More blank sailings check rates decline, but eyes are on the carriers
The ‘drip-drip’ erosion of container spot rates on the transpacific and Asia-Europe tradelanes since the ...
With capacity remaining extremely tight ahead of Chinese New Year, shippers are bracing for a further wave of rate increases on container trades out of Asia.
The spot rate indices this week were virtually unchanged – the Freightos Baltic Index (FBX) Asia-North Europe component stable at $14,496 per 40ft, and its US west coast and east coast readings at $14,924 and $16,865 per 40ft, respectively.
However, The Loadstar understands that carriers are preparing to roll out GRIs (general rate increases) and FAK (freight all kinds) hikes of up to $1,000 per 40ft across Asia-Europe and transpacific routes from 1 January and, in some cases, reintroduce equipment and space guarantee premium fees.
And, in more unwelcome news for shippers, oil price hikes this quarter will trigger carrier bunker surcharge formula upgrades from 1 January, with, for example, CMA CGM resetting its Asia-North Europe BAF for Q1 22 at $345 per teu.
Judah Levine, head of research at Freightos noted that the recent outbreaks of Covid, including the Omicron variant, in China’s Zhejiang province could cause further disruptions to the supply chain and increase the pressure on rates.
Indeed, the continued feedback from The Loadstar’s forwarder contacts is that Asia-North Europe carriers are reluctant to quote for January shipments while they assess the take-up of their contract commitments.
Meanwhile, freight rate benchmarking firm Xeneta said that, based on the first batch of data sourced from its portfolio of shipper subscribers, most 2022 contracts will be agreed “at record high levels”.
According to Xeneta, contract bids were falling into three main price brackets: the lowest rates being offered by carriers required shippers to either agree to multi-year deals, or encompass a wider logistics participation; mid-range agreements consist of “traditional” carrier offers – albeit at considerably higher rates; and, unsurprisingly, according to the Xeneta data, the highest contract rate agreements are being reserved for freight forwarders.

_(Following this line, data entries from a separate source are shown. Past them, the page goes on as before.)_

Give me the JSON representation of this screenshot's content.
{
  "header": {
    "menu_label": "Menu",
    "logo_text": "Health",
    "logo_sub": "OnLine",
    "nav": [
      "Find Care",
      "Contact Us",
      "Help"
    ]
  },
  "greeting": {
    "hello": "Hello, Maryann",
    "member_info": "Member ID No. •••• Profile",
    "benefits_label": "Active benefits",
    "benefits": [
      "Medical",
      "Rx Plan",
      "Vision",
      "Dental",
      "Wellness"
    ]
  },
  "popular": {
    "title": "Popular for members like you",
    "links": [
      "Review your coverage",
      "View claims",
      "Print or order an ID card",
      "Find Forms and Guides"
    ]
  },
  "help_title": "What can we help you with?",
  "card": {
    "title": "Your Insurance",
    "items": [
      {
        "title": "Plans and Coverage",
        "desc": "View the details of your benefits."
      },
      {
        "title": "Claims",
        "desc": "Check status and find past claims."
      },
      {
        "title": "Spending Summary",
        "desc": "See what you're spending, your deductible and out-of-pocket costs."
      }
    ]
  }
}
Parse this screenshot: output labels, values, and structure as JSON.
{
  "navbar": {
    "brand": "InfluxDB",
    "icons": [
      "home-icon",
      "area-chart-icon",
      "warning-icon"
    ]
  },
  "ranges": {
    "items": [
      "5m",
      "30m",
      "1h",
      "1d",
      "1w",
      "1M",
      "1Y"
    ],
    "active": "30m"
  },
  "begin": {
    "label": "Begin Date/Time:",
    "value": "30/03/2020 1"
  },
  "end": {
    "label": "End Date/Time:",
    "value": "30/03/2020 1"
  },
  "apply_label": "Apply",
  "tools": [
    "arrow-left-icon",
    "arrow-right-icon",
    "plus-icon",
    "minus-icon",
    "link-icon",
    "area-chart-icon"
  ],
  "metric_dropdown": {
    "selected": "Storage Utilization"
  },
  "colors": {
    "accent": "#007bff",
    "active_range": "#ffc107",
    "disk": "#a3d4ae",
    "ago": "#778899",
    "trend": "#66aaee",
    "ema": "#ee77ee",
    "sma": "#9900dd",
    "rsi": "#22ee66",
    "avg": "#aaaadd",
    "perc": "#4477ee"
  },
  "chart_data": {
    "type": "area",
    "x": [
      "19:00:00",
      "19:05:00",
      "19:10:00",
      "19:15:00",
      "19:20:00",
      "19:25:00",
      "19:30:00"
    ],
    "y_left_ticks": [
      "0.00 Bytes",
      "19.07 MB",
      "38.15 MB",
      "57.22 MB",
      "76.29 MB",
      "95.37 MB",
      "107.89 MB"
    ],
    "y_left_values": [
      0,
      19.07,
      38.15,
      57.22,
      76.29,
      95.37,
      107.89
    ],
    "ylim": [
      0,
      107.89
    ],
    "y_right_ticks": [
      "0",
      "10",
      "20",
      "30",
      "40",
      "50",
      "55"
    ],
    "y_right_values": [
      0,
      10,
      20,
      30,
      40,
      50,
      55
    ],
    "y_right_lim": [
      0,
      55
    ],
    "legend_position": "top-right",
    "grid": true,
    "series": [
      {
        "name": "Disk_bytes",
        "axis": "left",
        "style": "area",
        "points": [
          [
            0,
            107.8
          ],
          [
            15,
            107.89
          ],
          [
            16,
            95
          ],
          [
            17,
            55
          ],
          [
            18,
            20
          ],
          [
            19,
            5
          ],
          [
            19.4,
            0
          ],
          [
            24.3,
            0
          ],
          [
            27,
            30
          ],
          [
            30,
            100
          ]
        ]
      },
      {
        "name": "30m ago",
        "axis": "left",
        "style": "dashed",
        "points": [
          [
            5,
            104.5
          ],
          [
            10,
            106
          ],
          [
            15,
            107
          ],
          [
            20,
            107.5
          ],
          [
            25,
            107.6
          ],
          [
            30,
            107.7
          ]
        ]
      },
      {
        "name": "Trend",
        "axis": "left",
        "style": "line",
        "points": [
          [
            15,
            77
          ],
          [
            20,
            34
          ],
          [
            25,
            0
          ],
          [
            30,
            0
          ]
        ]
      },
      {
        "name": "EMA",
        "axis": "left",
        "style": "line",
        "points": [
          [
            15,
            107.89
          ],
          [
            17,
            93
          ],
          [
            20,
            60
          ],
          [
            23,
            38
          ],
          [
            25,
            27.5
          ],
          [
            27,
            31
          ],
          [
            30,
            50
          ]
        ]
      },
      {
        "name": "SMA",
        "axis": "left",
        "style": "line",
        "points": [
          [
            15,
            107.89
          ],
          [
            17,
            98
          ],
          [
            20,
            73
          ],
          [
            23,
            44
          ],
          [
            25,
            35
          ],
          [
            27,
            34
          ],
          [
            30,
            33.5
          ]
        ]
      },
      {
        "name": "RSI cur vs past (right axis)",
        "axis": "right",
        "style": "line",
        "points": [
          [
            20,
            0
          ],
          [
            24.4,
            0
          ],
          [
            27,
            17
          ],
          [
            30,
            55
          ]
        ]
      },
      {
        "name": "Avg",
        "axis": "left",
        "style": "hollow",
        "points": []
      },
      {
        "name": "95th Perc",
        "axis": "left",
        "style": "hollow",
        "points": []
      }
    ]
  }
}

Xeneta said the average long-term deals coming in for Asia-North Europe signed in the past three months, was $11,900 per 40ft – representing a considerable increase on 2021 contracts and include “a large range of offers”.
Xeneta chief analyst Peter Sand said shippers needed to decide whether they had “any real alternatives” to agreeing to these record high rates.
“Though the absolute level of the long-term rates coming in may leave you gobsmacked, the fact that they follow the spot market should come as no surprise, as the long- and short-term rates are correlated,” he said.
Xeneta said the importance of stability and predictability in global supply chains would be “the biggest priority for many shippers as they enter these tough negotiations”.